Not only can you help others long-term, but research has uncovered many health boosts when you engage in charitable giving, including higher levels of self-esteem, lower levels of stress and depression, lower blood pressure, and increased happiness.
To put it simply: charitable giving is good for everyone.
The benefits of charitable giving don’t end there.
When applied strategically to an estate plan, a large gift can also be a tax boon – for yourself and loved ones.
For example, here are three positive tax impacts you might see from the creation of a charitable trust.
- An income tax deduction
A charitable trust is generally established with a high-value asset, such as cash, stocks or real estate.
Once this asset is transferred to the trust, the chosen charity manages or invests it. The type of trust used will dictate how payments are made, to whom, and at what time.
In most cases, the value of this gift can be claimed as an income tax deduction, and spread out over five years. This provides an immediate boost to potential tax obligations. However, keep in mind you can only claim the difference between the asset’s value and the value of any payments received as part of the arrangement.
- A smaller estate tax burden
When a valuable asset is transferred to a trust, you no longer have ownership over it. Because it is no longer your property, it is not considered when calculating potential estate tax obligations.
This can be significant.
The optimal assets for a charitable trust are those that have greatly appreciated in value. A shrewd estate plan will use this to your advantage.
- Turn an asset into cash while avoiding some taxes
If you sell a high-value asset (such as stocks) for cash, the tax bill can pack a real wallop.
Charities do not operate under the same rules.
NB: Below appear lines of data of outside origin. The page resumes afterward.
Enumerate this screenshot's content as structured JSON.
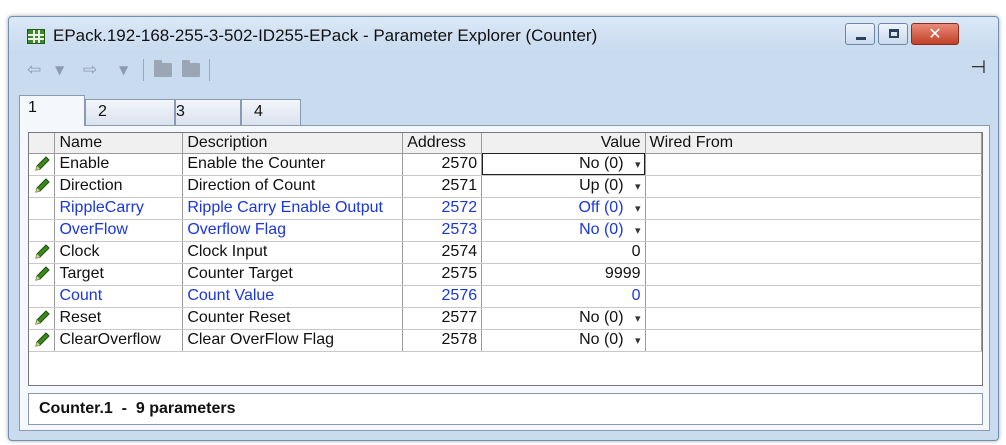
{
  "window": {
    "title": "EPack.192-168-255-3-502-ID255-EPack - Parameter Explorer (Counter)"
  },
  "toolbar": {
    "back_icon": "back-arrow-icon",
    "forward_icon": "forward-arrow-icon",
    "dropdown_glyph": "▾"
  },
  "tabs": [
    {
      "label": "1"
    },
    {
      "label": "2"
    },
    {
      "label": "3"
    },
    {
      "label": "4"
    }
  ],
  "table": {
    "headers": {
      "name": "Name",
      "description": "Description",
      "address": "Address",
      "value": "Value",
      "wired_from": "Wired From"
    },
    "rows": [
      {
        "editable": true,
        "blue": false,
        "name": "Enable",
        "description": "Enable the Counter",
        "address": "2570",
        "value": "No (0)",
        "dropdown": true
      },
      {
        "editable": true,
        "blue": false,
        "name": "Direction",
        "description": "Direction of Count",
        "address": "2571",
        "value": "Up (0)",
        "dropdown": true
      },
      {
        "editable": false,
        "blue": true,
        "name": "RippleCarry",
        "description": "Ripple Carry Enable Output",
        "address": "2572",
        "value": "Off (0)",
        "dropdown": true
      },
      {
        "editable": false,
        "blue": true,
        "name": "OverFlow",
        "description": "Overflow Flag",
        "address": "2573",
        "value": "No (0)",
        "dropdown": true
      },
      {
        "editable": true,
        "blue": false,
        "name": "Clock",
        "description": "Clock Input",
        "address": "2574",
        "value": "0",
        "dropdown": false
      },
      {
        "editable": true,
        "blue": false,
        "name": "Target",
        "description": "Counter Target",
        "address": "2575",
        "value": "9999",
        "dropdown": false
      },
      {
        "editable": false,
        "blue": true,
        "name": "Count",
        "description": "Count Value",
        "address": "2576",
        "value": "0",
        "dropdown": false
      },
      {
        "editable": true,
        "blue": false,
        "name": "Reset",
        "description": "Counter Reset",
        "address": "2577",
        "value": "No (0)",
        "dropdown": true
      },
      {
        "editable": true,
        "blue": false,
        "name": "ClearOverflow",
        "description": "Clear OverFlow Flag",
        "address": "2578",
        "value": "No (0)",
        "dropdown": true
      }
    ]
  },
  "status": {
    "text": "Counter.1  -  9 parameters"
  },
  "colors": {
    "readonly_text": "#1a36e0",
    "pencil": "#3a8a1c"
  }
}
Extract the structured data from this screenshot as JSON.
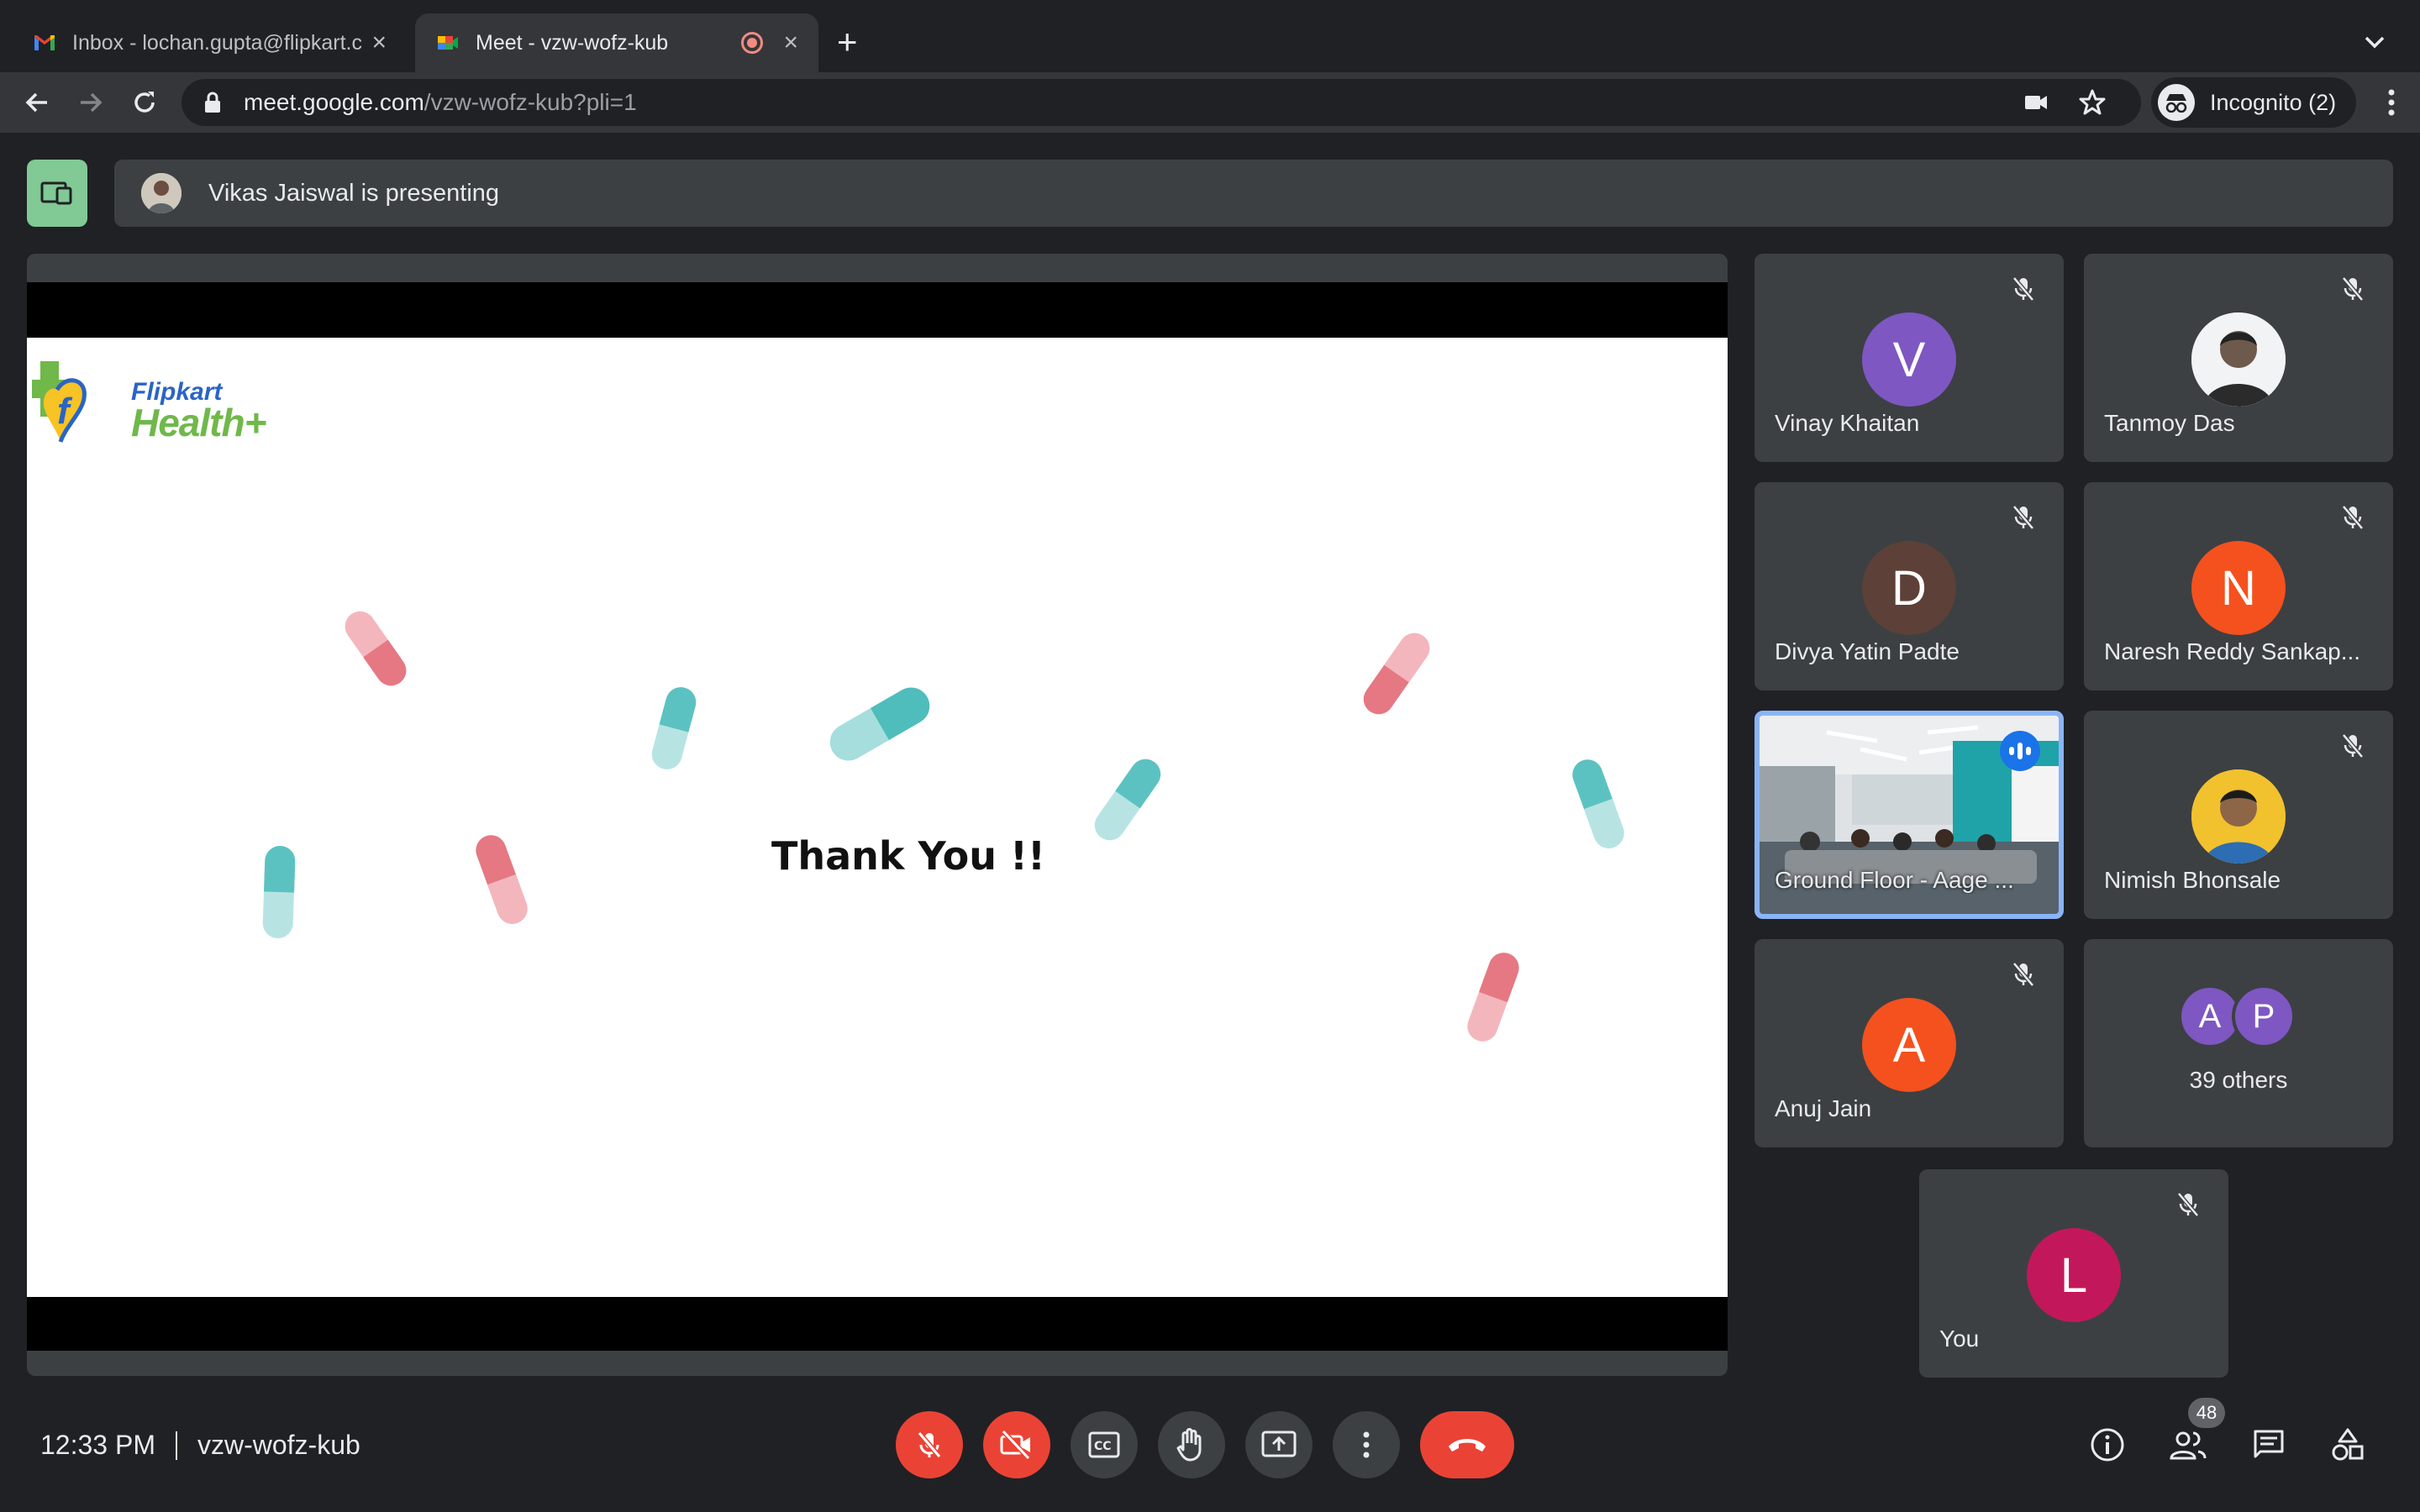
{
  "browser": {
    "tabs": [
      {
        "title": "Inbox - lochan.gupta@flipkart.c",
        "icon": "gmail-icon",
        "active": false
      },
      {
        "title": "Meet - vzw-wofz-kub",
        "icon": "meet-icon",
        "active": true
      }
    ],
    "url_host": "meet.google.com",
    "url_path": "/vzw-wofz-kub?pli=1",
    "incognito_label": "Incognito (2)"
  },
  "meeting": {
    "presenting_text": "Vikas Jaiswal is presenting",
    "slide": {
      "logo_line1": "Flipkart",
      "logo_line2": "Health+",
      "text": "Thank You !!"
    },
    "participants": [
      {
        "name": "Vinay Khaitan",
        "initial": "V",
        "color": "#7e57c2",
        "muted": true
      },
      {
        "name": "Tanmoy Das",
        "initial": "",
        "photo": true,
        "muted": true
      },
      {
        "name": "Divya Yatin Padte",
        "initial": "D",
        "color": "#5d4037",
        "muted": true
      },
      {
        "name": "Naresh Reddy Sankap...",
        "initial": "N",
        "color": "#f4511e",
        "muted": true
      },
      {
        "name": "Ground Floor - Aage ...",
        "video": true,
        "speaking": true
      },
      {
        "name": "Nimish Bhonsale",
        "initial": "",
        "photo": true,
        "muted": true
      },
      {
        "name": "Anuj Jain",
        "initial": "A",
        "color": "#f4511e",
        "muted": true
      }
    ],
    "others": {
      "initials": [
        "A",
        "P"
      ],
      "colors": [
        "#7e57c2",
        "#7e57c2"
      ],
      "label": "39 others"
    },
    "self": {
      "name": "You",
      "initial": "L",
      "color": "#c2185b",
      "muted": true
    },
    "time": "12:33 PM",
    "code": "vzw-wofz-kub",
    "people_count": "48",
    "colors": {
      "end_call": "#ea4335",
      "accent": "#8ab4f8",
      "present": "#81c995"
    }
  }
}
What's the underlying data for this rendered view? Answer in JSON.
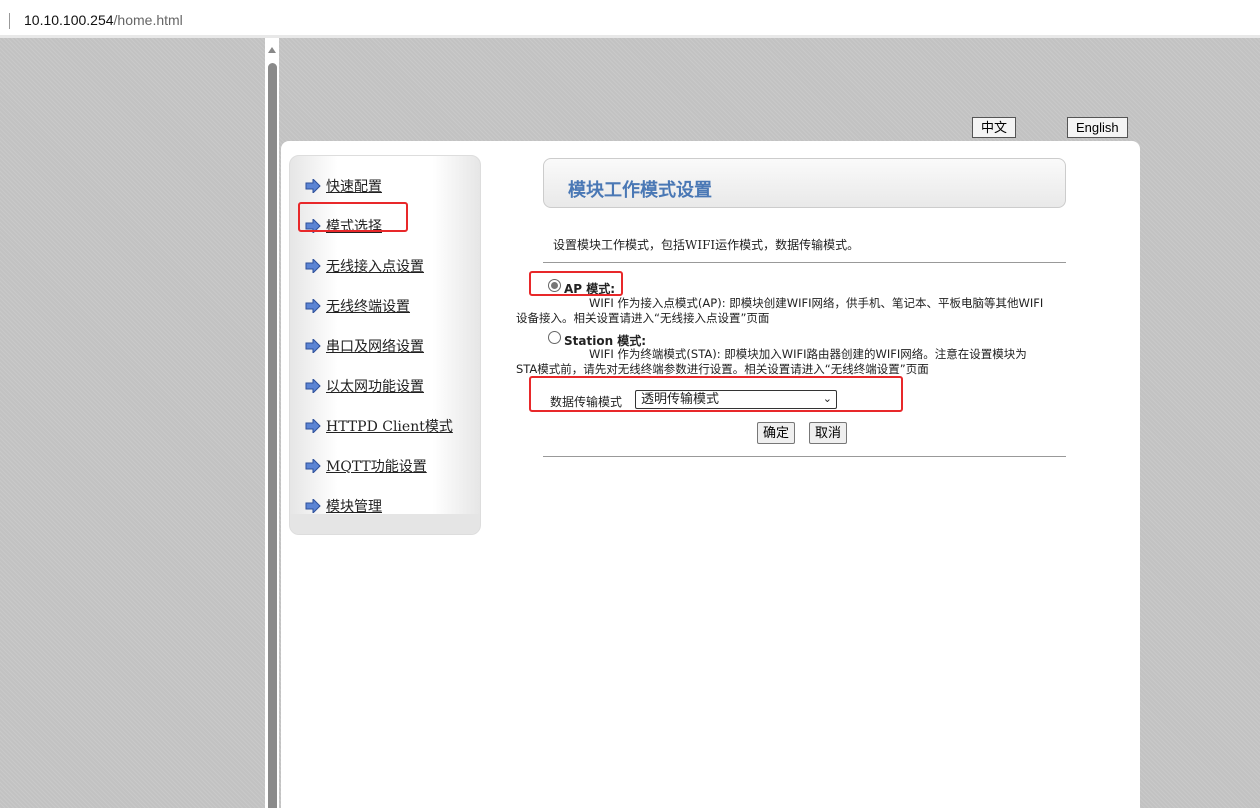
{
  "browser": {
    "url_host": "10.10.100.254",
    "url_path": "/home.html"
  },
  "lang": {
    "zh": "中文",
    "en": "English"
  },
  "sidebar": {
    "items": [
      {
        "label": "快速配置"
      },
      {
        "label": "模式选择"
      },
      {
        "label": "无线接入点设置"
      },
      {
        "label": "无线终端设置"
      },
      {
        "label": "串口及网络设置"
      },
      {
        "label": "以太网功能设置"
      },
      {
        "label": "HTTPD Client模式"
      },
      {
        "label": "MQTT功能设置"
      },
      {
        "label": "模块管理"
      }
    ]
  },
  "main": {
    "title": "模块工作模式设置",
    "description": "设置模块工作模式，包括WIFI运作模式，数据传输模式。",
    "ap_label": "AP 模式:",
    "ap_desc": "WIFI 作为接入点模式(AP): 即模块创建WIFI网络，供手机、笔记本、平板电脑等其他WIFI设备接入。相关设置请进入“无线接入点设置”页面",
    "sta_label": "Station 模式:",
    "sta_desc": "WIFI 作为终端模式(STA): 即模块加入WIFI路由器创建的WIFI网络。注意在设置模块为STA模式前，请先对无线终端参数进行设置。相关设置请进入“无线终端设置”页面",
    "transfer_label": "数据传输模式",
    "transfer_value": "透明传输模式",
    "ok": "确定",
    "cancel": "取消",
    "selected_mode": "AP"
  },
  "colors": {
    "highlight": "#e8282a",
    "title": "#4a78b5"
  }
}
The charity can sell your asset without a tax penalty and invest the funds.
With a charitable remainder trust, a beneficiary (such as yourself or a loved one) can then receive regular payments from this investment while avoiding a nasty bite from the capital gains tax.
Proper set-up is required
Charitable trusts are irrevocable. Once created, they cannot be undone. It is vital then that an individual interested in taking advantage of this type of opportunity do so with caution. Relying on knowledgeable professionals can help ensure your charitable goals are met and your finances remain protected.
If you have questions about, or interest in, creating an estate plan that involves charitable giving – be it in the form of a simple bequest, complex tax planning, or anything in between – contact Bashian P.C.